Filter input streams read data from a preexisting input stream like a
FileInputStream and have an opportunity to work
with or change the data before it is delivered to the client program.
Filter output streams write data to a preexisting output stream such
FileOutputStream and have an opportunity to
work with or change the data before it is written onto the underlying
stream. Multiple filters can be chained onto a single underlying
stream. Filter streams are used for encryption, compression,
translation, buffering, and much more.
The word filter is derived by analogy from a water filter. A water filter sits between the pipe and faucet, pulling out impurities. A stream filter sits between the source of the data and its eventual destination and applies a specific algorithm to the data. As drops of water are passed through the water filter and modified, so too are bytes of data passed through the stream filter. Of course, there are some big differences—most notably, a stream filter can add data or some other kind of annotation to the stream, in addition to removing things you don’t want; it may even produce a stream that is completely different from its original input (for example, by compressing the original data).
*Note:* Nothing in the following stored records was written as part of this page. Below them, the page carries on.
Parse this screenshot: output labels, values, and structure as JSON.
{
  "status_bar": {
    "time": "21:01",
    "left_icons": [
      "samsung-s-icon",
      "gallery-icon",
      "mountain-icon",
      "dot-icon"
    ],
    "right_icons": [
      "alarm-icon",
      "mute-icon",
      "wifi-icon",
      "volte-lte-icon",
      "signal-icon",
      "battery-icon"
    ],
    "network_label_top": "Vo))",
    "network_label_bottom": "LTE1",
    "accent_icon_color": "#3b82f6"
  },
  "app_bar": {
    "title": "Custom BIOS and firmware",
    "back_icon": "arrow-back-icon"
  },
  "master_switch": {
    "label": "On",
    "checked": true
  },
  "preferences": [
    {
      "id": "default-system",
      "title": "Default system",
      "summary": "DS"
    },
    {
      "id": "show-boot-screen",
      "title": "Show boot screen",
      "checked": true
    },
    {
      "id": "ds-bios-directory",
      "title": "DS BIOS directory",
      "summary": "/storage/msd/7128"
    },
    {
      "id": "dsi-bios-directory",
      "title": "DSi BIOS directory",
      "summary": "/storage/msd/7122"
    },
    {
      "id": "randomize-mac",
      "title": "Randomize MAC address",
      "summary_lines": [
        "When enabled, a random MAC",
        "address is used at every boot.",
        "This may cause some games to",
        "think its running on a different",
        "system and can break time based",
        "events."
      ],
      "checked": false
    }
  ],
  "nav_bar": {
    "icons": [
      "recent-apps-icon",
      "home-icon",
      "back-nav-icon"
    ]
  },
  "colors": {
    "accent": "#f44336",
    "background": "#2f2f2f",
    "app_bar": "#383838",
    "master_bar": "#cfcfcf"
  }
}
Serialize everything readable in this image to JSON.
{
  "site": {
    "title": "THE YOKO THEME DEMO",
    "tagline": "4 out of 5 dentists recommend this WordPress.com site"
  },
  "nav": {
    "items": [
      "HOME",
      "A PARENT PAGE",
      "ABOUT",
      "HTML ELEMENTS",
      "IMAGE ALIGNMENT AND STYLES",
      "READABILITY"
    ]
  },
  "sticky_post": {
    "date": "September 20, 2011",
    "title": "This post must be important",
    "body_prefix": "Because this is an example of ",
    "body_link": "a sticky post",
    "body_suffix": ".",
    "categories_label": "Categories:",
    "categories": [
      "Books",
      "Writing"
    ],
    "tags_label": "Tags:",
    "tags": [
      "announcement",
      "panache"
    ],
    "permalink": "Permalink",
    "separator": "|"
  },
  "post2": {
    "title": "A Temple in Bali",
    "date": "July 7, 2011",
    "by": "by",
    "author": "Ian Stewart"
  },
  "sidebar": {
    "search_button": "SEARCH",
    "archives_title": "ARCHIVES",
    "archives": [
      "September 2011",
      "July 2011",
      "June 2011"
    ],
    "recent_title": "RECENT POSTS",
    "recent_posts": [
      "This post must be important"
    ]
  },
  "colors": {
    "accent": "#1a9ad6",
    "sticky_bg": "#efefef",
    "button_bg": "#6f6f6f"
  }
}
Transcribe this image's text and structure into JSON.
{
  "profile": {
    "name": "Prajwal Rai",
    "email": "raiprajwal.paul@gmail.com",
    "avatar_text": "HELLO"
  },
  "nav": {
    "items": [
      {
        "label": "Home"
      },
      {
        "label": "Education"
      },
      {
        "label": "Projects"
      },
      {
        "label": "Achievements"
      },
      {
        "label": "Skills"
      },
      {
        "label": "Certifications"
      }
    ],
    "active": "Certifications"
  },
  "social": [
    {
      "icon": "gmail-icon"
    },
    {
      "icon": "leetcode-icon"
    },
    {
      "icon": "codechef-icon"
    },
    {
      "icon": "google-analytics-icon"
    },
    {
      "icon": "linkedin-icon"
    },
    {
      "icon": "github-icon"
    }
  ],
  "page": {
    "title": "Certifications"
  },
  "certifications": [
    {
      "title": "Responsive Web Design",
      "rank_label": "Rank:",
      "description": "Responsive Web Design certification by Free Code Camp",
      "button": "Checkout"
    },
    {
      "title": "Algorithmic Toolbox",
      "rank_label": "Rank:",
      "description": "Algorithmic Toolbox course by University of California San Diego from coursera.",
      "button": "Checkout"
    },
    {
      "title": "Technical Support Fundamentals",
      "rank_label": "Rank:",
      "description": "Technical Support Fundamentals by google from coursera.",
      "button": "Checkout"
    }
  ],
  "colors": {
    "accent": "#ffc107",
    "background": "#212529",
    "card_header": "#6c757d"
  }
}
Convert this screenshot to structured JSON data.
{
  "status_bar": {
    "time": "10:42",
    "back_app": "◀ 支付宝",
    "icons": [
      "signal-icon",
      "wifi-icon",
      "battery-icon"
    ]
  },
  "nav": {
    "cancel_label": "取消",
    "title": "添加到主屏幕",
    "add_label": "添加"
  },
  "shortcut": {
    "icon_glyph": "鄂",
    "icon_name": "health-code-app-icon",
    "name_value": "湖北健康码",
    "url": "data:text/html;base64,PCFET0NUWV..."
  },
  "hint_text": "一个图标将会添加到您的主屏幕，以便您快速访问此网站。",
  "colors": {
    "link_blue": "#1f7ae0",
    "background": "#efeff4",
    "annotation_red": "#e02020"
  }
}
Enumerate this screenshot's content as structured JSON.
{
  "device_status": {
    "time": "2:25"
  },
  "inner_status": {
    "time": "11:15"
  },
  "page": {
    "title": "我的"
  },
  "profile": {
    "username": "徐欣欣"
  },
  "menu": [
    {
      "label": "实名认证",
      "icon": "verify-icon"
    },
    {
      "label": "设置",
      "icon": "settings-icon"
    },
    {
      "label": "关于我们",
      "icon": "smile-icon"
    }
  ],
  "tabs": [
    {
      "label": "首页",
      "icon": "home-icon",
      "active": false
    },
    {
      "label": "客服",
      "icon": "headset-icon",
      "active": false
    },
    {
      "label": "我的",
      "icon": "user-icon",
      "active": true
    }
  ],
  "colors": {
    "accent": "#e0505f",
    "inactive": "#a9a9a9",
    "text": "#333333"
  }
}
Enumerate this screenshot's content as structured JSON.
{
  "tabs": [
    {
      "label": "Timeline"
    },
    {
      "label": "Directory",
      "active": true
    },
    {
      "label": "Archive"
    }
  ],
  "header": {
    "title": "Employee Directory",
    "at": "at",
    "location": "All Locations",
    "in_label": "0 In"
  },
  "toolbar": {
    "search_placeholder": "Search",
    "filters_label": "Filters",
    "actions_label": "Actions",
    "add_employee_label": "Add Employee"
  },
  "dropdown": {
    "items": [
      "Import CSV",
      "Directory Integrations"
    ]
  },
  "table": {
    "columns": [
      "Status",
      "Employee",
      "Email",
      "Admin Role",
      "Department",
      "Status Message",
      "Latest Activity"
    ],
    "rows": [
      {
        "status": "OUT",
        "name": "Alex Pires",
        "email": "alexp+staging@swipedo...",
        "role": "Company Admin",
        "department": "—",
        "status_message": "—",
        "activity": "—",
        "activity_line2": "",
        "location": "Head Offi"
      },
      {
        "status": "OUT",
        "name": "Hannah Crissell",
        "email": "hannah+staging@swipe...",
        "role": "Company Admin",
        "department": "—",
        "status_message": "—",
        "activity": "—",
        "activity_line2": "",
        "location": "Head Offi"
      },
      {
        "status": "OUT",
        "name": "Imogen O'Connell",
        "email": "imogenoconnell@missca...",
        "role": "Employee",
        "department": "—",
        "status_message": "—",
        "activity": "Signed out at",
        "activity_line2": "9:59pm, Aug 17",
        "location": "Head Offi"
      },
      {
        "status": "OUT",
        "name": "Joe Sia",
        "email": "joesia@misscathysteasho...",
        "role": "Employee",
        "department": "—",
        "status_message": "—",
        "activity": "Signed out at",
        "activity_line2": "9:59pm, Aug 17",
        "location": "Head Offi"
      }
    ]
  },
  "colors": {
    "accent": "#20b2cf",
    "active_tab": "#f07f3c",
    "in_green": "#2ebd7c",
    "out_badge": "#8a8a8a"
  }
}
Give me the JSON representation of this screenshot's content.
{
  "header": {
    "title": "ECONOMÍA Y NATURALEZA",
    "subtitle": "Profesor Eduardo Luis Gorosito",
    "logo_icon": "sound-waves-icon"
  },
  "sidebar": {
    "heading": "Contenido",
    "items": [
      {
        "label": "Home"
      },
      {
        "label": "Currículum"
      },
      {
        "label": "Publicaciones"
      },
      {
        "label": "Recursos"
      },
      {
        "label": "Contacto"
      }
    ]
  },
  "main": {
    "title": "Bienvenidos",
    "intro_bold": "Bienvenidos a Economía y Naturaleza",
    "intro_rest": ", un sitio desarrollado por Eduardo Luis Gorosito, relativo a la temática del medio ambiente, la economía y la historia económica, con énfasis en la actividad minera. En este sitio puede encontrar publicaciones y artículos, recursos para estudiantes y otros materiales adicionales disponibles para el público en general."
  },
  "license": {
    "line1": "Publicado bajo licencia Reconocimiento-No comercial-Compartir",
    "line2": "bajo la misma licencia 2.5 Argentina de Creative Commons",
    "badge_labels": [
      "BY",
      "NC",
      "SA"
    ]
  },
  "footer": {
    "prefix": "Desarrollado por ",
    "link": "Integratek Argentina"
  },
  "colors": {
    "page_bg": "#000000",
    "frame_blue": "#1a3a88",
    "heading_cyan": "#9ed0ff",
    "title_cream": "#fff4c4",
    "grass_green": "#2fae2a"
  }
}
are concrete superclasses for input and
output stream subclasses that somehow modify or manipulate data of an
public class FilterInputStream ...